■ Assignment
Which lines of the entries below contain the string "this"? Copy each one.

==== Available data ====

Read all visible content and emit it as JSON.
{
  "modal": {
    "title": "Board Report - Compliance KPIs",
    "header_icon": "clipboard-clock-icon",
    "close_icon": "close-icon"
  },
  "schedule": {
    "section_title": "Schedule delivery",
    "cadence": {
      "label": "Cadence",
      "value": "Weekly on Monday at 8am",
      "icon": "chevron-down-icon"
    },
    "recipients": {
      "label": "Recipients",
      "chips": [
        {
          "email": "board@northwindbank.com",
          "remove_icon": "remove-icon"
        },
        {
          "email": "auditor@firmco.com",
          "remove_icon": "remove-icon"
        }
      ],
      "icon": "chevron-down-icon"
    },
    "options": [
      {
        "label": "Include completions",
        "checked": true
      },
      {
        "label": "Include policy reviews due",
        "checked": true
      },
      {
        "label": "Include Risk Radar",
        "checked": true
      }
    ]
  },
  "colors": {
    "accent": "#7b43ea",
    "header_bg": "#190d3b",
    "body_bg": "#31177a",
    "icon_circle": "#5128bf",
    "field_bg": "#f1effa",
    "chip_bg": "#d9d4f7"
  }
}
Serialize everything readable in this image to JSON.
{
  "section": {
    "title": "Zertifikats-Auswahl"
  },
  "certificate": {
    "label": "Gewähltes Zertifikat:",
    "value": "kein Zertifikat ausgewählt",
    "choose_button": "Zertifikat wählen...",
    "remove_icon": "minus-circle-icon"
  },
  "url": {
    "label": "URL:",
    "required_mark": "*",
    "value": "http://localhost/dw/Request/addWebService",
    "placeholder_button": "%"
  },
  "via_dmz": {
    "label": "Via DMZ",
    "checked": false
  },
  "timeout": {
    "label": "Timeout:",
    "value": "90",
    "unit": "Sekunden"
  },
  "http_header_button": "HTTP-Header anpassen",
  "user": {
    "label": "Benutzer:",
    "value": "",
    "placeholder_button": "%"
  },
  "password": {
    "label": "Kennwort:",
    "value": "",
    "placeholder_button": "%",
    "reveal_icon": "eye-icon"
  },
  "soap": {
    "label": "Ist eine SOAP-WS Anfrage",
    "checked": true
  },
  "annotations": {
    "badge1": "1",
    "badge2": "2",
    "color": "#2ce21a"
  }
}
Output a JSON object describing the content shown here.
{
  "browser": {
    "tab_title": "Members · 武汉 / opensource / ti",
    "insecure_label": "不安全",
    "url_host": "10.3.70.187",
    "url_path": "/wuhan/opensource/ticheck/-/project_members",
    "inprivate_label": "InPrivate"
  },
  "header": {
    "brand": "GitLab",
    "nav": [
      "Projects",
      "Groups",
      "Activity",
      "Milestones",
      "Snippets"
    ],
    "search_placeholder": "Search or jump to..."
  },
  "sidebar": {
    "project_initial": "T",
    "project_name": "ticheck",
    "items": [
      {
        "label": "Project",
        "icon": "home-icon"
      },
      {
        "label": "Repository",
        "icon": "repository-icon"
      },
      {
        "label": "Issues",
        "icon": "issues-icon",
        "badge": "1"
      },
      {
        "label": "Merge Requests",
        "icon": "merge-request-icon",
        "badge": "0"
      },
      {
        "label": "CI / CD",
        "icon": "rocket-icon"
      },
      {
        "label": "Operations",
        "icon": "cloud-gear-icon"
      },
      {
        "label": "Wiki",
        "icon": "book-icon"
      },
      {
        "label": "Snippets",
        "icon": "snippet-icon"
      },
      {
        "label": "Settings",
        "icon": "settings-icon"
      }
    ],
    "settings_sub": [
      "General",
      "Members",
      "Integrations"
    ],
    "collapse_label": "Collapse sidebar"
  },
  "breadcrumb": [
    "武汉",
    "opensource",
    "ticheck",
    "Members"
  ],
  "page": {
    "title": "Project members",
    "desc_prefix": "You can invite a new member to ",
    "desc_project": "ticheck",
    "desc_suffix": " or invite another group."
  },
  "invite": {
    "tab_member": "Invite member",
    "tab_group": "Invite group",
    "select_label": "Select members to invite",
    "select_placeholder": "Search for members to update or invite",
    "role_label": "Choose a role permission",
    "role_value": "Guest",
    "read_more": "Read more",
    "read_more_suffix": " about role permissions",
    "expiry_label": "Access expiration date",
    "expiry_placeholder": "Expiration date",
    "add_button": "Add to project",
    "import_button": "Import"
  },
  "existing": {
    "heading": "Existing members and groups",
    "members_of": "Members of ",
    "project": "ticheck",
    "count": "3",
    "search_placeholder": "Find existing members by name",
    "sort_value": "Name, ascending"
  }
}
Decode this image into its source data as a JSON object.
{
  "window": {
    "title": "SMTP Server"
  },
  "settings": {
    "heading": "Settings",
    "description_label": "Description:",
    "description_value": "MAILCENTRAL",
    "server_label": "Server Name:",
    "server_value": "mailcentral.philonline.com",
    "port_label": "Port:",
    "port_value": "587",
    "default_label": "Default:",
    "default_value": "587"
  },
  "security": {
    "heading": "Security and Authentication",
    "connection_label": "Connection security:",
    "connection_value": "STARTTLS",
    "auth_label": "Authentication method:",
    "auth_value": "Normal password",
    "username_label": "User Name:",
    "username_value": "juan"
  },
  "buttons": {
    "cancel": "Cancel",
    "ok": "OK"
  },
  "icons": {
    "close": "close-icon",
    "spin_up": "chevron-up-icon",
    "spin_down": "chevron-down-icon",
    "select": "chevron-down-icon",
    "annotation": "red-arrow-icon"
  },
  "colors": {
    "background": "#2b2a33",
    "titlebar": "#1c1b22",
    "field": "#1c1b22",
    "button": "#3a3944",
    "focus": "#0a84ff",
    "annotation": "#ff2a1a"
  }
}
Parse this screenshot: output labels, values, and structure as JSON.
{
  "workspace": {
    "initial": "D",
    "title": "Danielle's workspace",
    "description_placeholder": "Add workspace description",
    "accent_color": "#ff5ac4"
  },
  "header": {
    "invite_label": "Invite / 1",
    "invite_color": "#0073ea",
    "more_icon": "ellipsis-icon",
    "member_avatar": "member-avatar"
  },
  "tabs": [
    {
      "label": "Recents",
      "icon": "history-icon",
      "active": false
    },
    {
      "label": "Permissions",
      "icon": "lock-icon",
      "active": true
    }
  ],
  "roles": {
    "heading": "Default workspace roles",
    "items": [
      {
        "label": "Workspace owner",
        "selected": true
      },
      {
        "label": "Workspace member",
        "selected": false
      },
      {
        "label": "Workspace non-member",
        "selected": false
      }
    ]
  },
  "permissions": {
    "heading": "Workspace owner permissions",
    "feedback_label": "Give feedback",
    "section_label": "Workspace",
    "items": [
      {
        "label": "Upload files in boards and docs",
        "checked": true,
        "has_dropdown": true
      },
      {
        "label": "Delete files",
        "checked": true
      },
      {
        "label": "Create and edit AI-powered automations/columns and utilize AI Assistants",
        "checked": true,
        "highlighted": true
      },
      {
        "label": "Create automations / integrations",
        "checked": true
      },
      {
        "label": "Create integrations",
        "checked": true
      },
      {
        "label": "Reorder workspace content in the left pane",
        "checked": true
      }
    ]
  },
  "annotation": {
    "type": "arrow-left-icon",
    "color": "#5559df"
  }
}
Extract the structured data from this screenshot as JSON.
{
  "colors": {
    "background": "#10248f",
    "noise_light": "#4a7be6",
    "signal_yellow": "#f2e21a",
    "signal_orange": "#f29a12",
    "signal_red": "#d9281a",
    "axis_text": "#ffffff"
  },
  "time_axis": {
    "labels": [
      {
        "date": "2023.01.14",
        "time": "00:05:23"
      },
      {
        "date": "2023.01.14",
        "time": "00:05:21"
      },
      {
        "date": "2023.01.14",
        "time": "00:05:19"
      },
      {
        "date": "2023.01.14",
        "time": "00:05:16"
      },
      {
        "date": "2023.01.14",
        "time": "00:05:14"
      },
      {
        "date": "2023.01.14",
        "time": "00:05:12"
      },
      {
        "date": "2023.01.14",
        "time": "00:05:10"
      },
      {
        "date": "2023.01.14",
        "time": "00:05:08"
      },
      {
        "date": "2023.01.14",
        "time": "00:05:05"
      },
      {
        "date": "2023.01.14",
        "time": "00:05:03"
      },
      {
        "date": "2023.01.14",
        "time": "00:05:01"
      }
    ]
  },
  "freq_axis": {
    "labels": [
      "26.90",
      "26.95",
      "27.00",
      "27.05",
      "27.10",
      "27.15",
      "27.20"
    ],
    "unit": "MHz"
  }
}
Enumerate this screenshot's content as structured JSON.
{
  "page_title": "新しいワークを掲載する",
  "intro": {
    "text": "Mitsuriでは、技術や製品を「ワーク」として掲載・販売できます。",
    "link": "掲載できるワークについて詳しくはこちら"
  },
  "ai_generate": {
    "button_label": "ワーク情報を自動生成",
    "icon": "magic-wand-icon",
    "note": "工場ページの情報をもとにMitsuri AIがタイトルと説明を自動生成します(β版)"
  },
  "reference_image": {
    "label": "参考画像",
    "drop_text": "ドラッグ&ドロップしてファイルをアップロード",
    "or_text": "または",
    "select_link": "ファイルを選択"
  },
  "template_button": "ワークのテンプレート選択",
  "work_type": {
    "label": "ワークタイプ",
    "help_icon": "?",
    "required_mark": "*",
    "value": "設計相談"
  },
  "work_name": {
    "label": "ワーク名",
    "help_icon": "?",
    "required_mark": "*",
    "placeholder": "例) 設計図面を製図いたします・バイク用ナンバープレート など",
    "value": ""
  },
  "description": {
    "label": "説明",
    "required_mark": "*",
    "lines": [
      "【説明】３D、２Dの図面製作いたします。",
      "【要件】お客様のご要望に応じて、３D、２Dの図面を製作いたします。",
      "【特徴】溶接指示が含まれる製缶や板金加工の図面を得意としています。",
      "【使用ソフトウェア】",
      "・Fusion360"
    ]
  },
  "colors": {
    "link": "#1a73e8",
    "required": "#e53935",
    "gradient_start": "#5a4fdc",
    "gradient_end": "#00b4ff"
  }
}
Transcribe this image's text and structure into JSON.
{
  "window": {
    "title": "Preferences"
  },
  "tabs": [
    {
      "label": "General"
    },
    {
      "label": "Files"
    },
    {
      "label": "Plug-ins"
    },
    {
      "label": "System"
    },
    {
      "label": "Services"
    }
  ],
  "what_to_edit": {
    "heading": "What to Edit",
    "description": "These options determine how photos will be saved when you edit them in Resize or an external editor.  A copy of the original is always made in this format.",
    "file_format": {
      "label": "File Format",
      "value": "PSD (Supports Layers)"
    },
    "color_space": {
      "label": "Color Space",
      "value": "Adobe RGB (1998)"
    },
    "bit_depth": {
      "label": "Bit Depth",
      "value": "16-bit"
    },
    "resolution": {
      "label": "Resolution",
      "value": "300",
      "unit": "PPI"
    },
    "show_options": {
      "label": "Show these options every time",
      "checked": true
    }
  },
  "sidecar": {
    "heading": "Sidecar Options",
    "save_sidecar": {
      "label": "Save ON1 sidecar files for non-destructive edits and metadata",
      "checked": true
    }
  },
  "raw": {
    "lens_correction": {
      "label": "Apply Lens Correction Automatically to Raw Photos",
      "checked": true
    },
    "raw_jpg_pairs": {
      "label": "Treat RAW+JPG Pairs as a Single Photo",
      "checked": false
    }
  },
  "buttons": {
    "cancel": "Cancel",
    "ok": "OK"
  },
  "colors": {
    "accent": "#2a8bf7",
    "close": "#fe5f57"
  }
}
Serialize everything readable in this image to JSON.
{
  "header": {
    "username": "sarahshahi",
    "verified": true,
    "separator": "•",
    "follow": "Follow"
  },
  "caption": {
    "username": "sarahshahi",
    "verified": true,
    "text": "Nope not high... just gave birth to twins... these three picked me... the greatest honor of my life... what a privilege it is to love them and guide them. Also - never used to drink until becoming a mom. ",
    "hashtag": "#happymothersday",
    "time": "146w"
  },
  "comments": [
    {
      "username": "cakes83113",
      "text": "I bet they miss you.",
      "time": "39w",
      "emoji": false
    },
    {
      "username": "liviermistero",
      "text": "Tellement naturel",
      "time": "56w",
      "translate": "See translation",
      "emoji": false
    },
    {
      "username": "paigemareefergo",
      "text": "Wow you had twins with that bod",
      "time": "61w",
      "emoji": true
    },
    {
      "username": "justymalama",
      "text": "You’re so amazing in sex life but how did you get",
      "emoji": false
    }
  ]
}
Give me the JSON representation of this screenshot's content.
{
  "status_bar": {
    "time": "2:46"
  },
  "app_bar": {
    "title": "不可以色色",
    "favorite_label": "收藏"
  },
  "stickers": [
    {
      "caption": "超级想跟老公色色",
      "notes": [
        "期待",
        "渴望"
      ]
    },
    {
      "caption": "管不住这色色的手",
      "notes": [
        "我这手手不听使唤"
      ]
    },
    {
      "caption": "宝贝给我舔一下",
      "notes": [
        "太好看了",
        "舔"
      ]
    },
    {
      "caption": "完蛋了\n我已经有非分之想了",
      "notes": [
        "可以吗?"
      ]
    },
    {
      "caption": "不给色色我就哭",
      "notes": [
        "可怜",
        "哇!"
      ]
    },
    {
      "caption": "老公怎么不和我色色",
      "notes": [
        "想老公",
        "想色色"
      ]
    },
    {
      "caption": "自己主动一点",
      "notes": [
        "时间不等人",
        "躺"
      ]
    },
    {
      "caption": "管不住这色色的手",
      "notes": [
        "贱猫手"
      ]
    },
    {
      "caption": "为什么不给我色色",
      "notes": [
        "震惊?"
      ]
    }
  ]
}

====

■ Solved exercise
Serialize everything readable in this image to JSON.
Decode this image into its source data as a JSON object.
Parse this screenshot: output labels, values, and structure as JSON.
Extract the structured data from this screenshot as JSON.
Enumerate this screenshot's content as structured JSON.
Transcribe this image's text and structure into JSON.
    "description": "These options determine how photos will be saved when you edit them in Resize or an external editor.  A copy of the original is always made in this format.",
Serialize everything readable in this image to JSON.
Give me the JSON representation of this screenshot's content.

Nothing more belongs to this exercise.